AIM OF THE TASK: The records are to be copied exactly and in full.

(Entries from a dataset of interfaces)
....

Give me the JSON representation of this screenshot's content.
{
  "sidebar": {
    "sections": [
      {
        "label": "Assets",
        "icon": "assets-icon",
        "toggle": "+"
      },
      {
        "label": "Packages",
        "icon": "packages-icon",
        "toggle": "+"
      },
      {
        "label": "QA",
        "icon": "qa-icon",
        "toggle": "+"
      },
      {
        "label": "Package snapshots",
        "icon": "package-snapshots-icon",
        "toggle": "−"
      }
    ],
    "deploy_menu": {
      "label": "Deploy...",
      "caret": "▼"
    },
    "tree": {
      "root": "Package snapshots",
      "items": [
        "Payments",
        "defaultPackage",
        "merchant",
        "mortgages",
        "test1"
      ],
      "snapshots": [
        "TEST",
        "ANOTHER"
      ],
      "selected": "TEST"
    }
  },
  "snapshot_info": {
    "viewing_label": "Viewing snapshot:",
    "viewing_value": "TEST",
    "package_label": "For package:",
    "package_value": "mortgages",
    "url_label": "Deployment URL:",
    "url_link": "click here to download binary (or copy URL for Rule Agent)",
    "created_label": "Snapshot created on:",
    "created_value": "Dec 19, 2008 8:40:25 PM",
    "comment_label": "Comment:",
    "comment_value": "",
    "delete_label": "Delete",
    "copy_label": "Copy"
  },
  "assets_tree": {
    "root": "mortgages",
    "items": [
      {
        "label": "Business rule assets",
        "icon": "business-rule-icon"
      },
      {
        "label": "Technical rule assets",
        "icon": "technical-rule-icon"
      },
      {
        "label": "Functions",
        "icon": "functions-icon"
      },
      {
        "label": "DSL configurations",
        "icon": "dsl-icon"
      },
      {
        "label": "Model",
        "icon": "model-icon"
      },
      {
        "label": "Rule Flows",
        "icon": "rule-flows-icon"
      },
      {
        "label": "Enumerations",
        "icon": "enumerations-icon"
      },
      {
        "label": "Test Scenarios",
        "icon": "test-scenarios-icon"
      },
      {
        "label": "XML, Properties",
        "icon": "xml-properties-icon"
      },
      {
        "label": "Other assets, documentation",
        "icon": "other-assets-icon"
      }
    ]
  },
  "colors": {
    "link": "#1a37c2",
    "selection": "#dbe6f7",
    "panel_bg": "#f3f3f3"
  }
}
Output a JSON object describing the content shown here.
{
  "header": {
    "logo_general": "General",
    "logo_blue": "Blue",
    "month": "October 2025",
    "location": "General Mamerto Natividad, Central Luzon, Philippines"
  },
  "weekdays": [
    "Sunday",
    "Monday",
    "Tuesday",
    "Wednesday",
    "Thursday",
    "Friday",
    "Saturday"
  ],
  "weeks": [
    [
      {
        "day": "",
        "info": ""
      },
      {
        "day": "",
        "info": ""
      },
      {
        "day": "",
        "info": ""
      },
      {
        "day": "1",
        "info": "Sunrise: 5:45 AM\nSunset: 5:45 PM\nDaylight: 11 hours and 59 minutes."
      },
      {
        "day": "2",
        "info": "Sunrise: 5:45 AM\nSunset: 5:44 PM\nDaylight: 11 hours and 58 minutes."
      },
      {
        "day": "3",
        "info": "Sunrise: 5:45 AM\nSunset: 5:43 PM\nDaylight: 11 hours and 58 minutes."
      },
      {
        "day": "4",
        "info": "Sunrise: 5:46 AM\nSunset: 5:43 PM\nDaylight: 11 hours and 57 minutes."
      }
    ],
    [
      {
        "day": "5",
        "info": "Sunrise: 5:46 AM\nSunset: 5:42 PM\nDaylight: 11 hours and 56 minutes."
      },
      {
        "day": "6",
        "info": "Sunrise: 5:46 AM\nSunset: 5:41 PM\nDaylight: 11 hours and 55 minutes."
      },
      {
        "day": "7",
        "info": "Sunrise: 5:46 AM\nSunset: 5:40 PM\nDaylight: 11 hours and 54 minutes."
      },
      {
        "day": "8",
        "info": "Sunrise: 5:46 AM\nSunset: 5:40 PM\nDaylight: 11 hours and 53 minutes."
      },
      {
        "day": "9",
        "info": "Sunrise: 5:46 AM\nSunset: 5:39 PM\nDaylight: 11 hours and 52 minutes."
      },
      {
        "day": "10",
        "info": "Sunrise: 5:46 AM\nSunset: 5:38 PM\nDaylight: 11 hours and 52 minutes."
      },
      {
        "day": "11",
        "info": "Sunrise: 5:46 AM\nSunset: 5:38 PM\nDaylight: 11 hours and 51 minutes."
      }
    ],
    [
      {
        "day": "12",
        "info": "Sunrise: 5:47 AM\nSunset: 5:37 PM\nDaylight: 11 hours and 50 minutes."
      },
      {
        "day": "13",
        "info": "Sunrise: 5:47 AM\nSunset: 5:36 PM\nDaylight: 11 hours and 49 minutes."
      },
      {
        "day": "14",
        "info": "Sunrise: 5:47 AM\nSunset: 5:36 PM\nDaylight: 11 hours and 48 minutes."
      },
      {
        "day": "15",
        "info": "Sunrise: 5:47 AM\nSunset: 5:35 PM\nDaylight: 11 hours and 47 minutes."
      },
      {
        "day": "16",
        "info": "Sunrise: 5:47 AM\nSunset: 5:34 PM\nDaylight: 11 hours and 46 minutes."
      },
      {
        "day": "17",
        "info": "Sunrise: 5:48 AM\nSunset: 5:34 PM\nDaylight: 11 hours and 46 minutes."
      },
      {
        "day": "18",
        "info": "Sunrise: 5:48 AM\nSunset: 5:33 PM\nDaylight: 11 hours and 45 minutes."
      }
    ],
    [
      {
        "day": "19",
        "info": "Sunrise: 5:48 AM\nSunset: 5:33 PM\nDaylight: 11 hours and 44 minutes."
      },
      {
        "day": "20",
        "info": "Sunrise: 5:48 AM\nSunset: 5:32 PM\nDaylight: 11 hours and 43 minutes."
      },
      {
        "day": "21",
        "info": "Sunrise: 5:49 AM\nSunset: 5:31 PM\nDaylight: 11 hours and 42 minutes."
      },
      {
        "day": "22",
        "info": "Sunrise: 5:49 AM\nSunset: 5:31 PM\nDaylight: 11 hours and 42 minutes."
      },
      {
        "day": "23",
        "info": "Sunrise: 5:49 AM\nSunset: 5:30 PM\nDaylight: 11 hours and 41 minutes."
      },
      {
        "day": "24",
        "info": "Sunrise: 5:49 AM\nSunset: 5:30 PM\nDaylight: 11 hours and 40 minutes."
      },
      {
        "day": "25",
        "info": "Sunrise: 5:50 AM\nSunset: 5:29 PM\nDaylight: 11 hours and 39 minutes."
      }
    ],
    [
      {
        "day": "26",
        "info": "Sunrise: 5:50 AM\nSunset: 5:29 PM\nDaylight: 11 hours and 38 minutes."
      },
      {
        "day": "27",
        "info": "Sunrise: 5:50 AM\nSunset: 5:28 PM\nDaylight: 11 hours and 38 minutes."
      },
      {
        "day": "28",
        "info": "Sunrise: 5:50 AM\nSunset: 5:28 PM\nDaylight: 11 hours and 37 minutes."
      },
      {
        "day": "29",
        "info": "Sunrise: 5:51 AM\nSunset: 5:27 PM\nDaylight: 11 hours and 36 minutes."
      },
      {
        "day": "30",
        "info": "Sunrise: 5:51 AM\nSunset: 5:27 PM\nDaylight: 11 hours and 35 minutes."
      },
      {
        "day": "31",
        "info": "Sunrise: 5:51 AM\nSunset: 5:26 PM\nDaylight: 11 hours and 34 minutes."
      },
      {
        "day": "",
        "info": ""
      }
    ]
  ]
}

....

RESULT:
Give me the JSON representation of this screenshot's content.
{
  "sidebar": {
    "sections": [
      {
        "label": "Assets",
        "icon": "assets-icon",
        "toggle": "+"
      },
      {
        "label": "Packages",
        "icon": "packages-icon",
        "toggle": "+"
      },
      {
        "label": "QA",
        "icon": "qa-icon",
        "toggle": "+"
      },
      {
        "label": "Package snapshots",
        "icon": "package-snapshots-icon",
        "toggle": "−"
      }
    ],
    "deploy_menu": {
      "label": "Deploy...",
      "caret": "▼"
    },
    "tree": {
      "root": "Package snapshots",
      "items": [
        "Payments",
        "defaultPackage",
        "merchant",
        "mortgages",
        "test1"
      ],
      "snapshots": [
        "TEST",
        "ANOTHER"
      ],
      "selected": "TEST"
    }
  },
  "snapshot_info": {
    "viewing_label": "Viewing snapshot:",
    "viewing_value": "TEST",
    "package_label": "For package:",
    "package_value": "mortgages",
    "url_label": "Deployment URL:",
    "url_link": "click here to download binary (or copy URL for Rule Agent)",
    "created_label": "Snapshot created on:",
    "created_value": "Dec 19, 2008 8:40:25 PM",
    "comment_label": "Comment:",
    "comment_value": "",
    "delete_label": "Delete",
    "copy_label": "Copy"
  },
  "assets_tree": {
    "root": "mortgages",
    "items": [
      {
        "label": "Business rule assets",
        "icon": "business-rule-icon"
      },
      {
        "label": "Technical rule assets",
        "icon": "technical-rule-icon"
      },
      {
        "label": "Functions",
        "icon": "functions-icon"
      },
      {
        "label": "DSL configurations",
        "icon": "dsl-icon"
      },
      {
        "label": "Model",
        "icon": "model-icon"
      },
      {
        "label": "Rule Flows",
        "icon": "rule-flows-icon"
      },
      {
        "label": "Enumerations",
        "icon": "enumerations-icon"
      },
      {
        "label": "Test Scenarios",
        "icon": "test-scenarios-icon"
      },
      {
        "label": "XML, Properties",
        "icon": "xml-properties-icon"
      },
      {
        "label": "Other assets, documentation",
        "icon": "other-assets-icon"
      }
    ]
  },
  "colors": {
    "link": "#1a37c2",
    "selection": "#dbe6f7",
    "panel_bg": "#f3f3f3"
  }
}
Output a JSON object describing the content shown here.
{
  "header": {
    "logo_general": "General",
    "logo_blue": "Blue",
    "month": "October 2025",
    "location": "General Mamerto Natividad, Central Luzon, Philippines"
  },
  "weekdays": [
    "Sunday",
    "Monday",
    "Tuesday",
    "Wednesday",
    "Thursday",
    "Friday",
    "Saturday"
  ],
  "weeks": [
    [
      {
        "day": "",
        "info": ""
      },
      {
        "day": "",
        "info": ""
      },
      {
        "day": "",
        "info": ""
      },
      {
        "day": "1",
        "info": "Sunrise: 5:45 AM\nSunset: 5:45 PM\nDaylight: 11 hours and 59 minutes."
      },
      {
        "day": "2",
        "info": "Sunrise: 5:45 AM\nSunset: 5:44 PM\nDaylight: 11 hours and 58 minutes."
      },
      {
        "day": "3",
        "info": "Sunrise: 5:45 AM\nSunset: 5:43 PM\nDaylight: 11 hours and 58 minutes."
      },
      {
        "day": "4",
        "info": "Sunrise: 5:46 AM\nSunset: 5:43 PM\nDaylight: 11 hours and 57 minutes."
      }
    ],
    [
      {
        "day": "5",
        "info": "Sunrise: 5:46 AM\nSunset: 5:42 PM\nDaylight: 11 hours and 56 minutes."
      },
      {
        "day": "6",
        "info": "Sunrise: 5:46 AM\nSunset: 5:41 PM\nDaylight: 11 hours and 55 minutes."
      },
      {
        "day": "7",
        "info": "Sunrise: 5:46 AM\nSunset: 5:40 PM\nDaylight: 11 hours and 54 minutes."
      },
      {
        "day": "8",
        "info": "Sunrise: 5:46 AM\nSunset: 5:40 PM\nDaylight: 11 hours and 53 minutes."
      },
      {
        "day": "9",
        "info": "Sunrise: 5:46 AM\nSunset: 5:39 PM\nDaylight: 11 hours and 52 minutes."
      },
      {
        "day": "10",
        "info": "Sunrise: 5:46 AM\nSunset: 5:38 PM\nDaylight: 11 hours and 52 minutes."
      },
      {
        "day": "11",
        "info": "Sunrise: 5:46 AM\nSunset: 5:38 PM\nDaylight: 11 hours and 51 minutes."
      }
    ],
    [
      {
        "day": "12",
        "info": "Sunrise: 5:47 AM\nSunset: 5:37 PM\nDaylight: 11 hours and 50 minutes."
      },
      {
        "day": "13",
        "info": "Sunrise: 5:47 AM\nSunset: 5:36 PM\nDaylight: 11 hours and 49 minutes."
      },
      {
        "day": "14",
        "info": "Sunrise: 5:47 AM\nSunset: 5:36 PM\nDaylight: 11 hours and 48 minutes."
      },
      {
        "day": "15",
        "info": "Sunrise: 5:47 AM\nSunset: 5:35 PM\nDaylight: 11 hours and 47 minutes."
      },
      {
        "day": "16",
        "info": "Sunrise: 5:47 AM\nSunset: 5:34 PM\nDaylight: 11 hours and 46 minutes."
      },
      {
        "day": "17",
        "info": "Sunrise: 5:48 AM\nSunset: 5:34 PM\nDaylight: 11 hours and 46 minutes."
      },
      {
        "day": "18",
        "info": "Sunrise: 5:48 AM\nSunset: 5:33 PM\nDaylight: 11 hours and 45 minutes."
      }
    ],
    [
      {
        "day": "19",
        "info": "Sunrise: 5:48 AM\nSunset: 5:33 PM\nDaylight: 11 hours and 44 minutes."
      },
      {
        "day": "20",
        "info": "Sunrise: 5:48 AM\nSunset: 5:32 PM\nDaylight: 11 hours and 43 minutes."
      },
      {
        "day": "21",
        "info": "Sunrise: 5:49 AM\nSunset: 5:31 PM\nDaylight: 11 hours and 42 minutes."
      },
      {
        "day": "22",
        "info": "Sunrise: 5:49 AM\nSunset: 5:31 PM\nDaylight: 11 hours and 42 minutes."
      },
      {
        "day": "23",
        "info": "Sunrise: 5:49 AM\nSunset: 5:30 PM\nDaylight: 11 hours and 41 minutes."
      },
      {
        "day": "24",
        "info": "Sunrise: 5:49 AM\nSunset: 5:30 PM\nDaylight: 11 hours and 40 minutes."
      },
      {
        "day": "25",
        "info": "Sunrise: 5:50 AM\nSunset: 5:29 PM\nDaylight: 11 hours and 39 minutes."
      }
    ],
    [
      {
        "day": "26",
        "info": "Sunrise: 5:50 AM\nSunset: 5:29 PM\nDaylight: 11 hours and 38 minutes."
      },
      {
        "day": "27",
        "info": "Sunrise: 5:50 AM\nSunset: 5:28 PM\nDaylight: 11 hours and 38 minutes."
      },
      {
        "day": "28",
        "info": "Sunrise: 5:50 AM\nSunset: 5:28 PM\nDaylight: 11 hours and 37 minutes."
      },
      {
        "day": "29",
        "info": "Sunrise: 5:51 AM\nSunset: 5:27 PM\nDaylight: 11 hours and 36 minutes."
      },
      {
        "day": "30",
        "info": "Sunrise: 5:51 AM\nSunset: 5:27 PM\nDaylight: 11 hours and 35 minutes."
      },
      {
        "day": "31",
        "info": "Sunrise: 5:51 AM\nSunset: 5:26 PM\nDaylight: 11 hours and 34 minutes."
      },
      {
        "day": "",
        "info": ""
      }
    ]
  ]
}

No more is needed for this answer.